The truck drivers are the backbone of American commerce, but face daily risks on the job. Truck accidents, tight schedules, and fatigue are everyday stresses truckers endure, but winter brings even more concerns for truck driver safety. Being prepared for what winter has in store can make the difference between a safe trip, or one that ends with serious complications.
Global warming has brought milder temperatures to many regions of our country, but truck drivers hauling goods into frigid weather areas must take special precautions. Sudden winter storms are common in many areas of the United States. Drivers that begin their journey in one part of the country may find extreme differences in temperature and precipitation in another part of the country. Following precautionary safety routines can ensure the trip is safe and productive.
Routine inspections of commercial vehicles are required, but drivers should also perform their own pre-trip inspections. Tire inflation and condition, wipers, fluids, and lights are key essentials for a safe drive.
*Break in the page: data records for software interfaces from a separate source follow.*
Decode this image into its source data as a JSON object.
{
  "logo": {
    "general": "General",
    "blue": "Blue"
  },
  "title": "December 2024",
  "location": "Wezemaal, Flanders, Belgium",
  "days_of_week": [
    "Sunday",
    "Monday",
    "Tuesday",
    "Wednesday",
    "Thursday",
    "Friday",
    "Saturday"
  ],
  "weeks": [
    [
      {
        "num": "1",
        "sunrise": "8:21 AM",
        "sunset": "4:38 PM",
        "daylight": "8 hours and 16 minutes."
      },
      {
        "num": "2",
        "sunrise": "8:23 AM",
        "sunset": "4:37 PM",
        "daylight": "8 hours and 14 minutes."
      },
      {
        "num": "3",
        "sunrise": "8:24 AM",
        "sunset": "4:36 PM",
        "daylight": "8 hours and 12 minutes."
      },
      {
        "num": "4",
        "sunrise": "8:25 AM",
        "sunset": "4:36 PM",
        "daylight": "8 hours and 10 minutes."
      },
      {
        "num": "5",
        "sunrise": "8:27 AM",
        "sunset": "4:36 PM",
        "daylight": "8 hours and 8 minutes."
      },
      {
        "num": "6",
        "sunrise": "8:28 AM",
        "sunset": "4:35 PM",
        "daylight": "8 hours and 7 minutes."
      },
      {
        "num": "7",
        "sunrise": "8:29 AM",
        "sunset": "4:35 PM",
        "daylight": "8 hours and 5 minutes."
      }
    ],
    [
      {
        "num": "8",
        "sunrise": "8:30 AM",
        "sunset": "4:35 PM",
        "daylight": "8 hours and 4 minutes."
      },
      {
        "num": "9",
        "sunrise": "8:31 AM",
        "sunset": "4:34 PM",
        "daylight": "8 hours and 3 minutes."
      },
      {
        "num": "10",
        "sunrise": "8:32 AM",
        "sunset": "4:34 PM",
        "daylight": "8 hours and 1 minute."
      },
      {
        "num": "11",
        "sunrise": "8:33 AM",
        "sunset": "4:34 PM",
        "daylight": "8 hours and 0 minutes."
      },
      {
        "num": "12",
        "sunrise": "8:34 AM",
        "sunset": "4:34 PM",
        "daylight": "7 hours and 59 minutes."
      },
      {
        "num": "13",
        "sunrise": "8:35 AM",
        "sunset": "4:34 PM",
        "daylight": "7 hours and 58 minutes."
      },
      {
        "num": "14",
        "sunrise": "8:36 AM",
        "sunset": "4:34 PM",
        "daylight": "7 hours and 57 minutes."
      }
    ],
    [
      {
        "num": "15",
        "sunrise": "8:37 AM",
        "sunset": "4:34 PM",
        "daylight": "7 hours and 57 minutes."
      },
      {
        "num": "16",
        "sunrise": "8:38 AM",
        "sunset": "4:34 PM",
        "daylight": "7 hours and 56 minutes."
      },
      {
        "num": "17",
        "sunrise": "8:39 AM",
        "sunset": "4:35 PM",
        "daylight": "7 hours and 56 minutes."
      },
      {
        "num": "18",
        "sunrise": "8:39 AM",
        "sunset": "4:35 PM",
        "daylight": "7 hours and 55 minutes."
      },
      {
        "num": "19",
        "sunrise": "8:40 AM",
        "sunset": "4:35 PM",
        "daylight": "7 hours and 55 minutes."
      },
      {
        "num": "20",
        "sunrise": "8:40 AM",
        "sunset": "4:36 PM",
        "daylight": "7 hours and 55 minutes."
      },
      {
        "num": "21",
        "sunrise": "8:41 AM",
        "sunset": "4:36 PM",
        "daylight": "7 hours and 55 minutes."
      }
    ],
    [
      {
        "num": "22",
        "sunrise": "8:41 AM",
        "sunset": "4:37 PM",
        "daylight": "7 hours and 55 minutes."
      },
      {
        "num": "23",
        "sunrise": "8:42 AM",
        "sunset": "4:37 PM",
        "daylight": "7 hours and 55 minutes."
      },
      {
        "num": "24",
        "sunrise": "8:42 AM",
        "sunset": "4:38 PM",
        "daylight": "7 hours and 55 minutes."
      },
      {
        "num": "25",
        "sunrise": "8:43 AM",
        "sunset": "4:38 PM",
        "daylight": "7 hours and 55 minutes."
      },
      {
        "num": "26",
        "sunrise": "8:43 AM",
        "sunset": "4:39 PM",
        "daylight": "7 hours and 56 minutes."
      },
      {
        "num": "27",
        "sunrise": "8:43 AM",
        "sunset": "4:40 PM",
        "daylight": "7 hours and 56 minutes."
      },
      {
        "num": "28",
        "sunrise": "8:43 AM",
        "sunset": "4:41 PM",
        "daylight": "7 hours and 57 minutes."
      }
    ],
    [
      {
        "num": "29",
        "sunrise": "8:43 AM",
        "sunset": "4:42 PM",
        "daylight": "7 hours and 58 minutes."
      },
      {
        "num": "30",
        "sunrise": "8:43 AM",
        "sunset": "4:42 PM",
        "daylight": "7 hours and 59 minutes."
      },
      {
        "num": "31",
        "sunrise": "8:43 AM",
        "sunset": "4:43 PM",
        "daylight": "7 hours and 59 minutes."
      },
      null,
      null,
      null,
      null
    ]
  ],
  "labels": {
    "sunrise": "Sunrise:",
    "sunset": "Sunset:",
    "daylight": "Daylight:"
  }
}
Ensuring that a big-rig is in good working order before beginning a trip will help you be prepared for what lies ahead. It is also a good idea to keep extra clothing, flashlights, blankets, non-perishable food, bottled water, a windshield scraper, and jumper cables on hand in the event foul weather leaves you stranded.
Hydroplaning is more likely to occur at high speeds, particularly when traveling on wet or slushy roadways. Because of black ice and slippery conditions, a truck is more prone to skidding and running off the road or plowing into the back of another vehicle. Truckers should leave plenty of space between vehicles and brake slowly while holding the steering wheel firmly. It is best to avoid quick acceleration that can also lead to sliding.
Travel in mountain areas or high elevations can result in quick weather changes that dump large amounts of snow and ice on highways and byways. Drivers should always heed weather warnings and get to a safe place to pass a severe storm. Though some drivers will attempt to drive through a storm to stay on schedule, there is a high risk of accidents in snow and ice conditions. Dangerous wind gusts and avalanches can occur in these areas as well. In the event of a storm, drivers should avoid stopping in avalanche prone areas.
Drivers that find themselves stranded in poor weather should always stay with their vehicles. It is easy to be disoriented in a snow storm and getting out of the truck can lead to getting lost or being exposed to dangerous temperatures. Putting on extra layers of clothing and running the truck’s heat for short periods of time will keep you warm and avoid carbon monoxide poisoning that can occur if tailpipes are covered with snow.
If you or someone you know has been injured in a trucking accident, the Cherry Hill truck accident lawyers at Williams Cedar can help you claim the compensation you may be entitled to receive. Call us at 856-874-7500, or 215-557-0099, or contact us online to schedule a consultation today. Our offices are in Philadelphia and Haddonfield, New Jersey, and we proudly serve clients throughout Pennsylvania, New Jersey, and nationwide.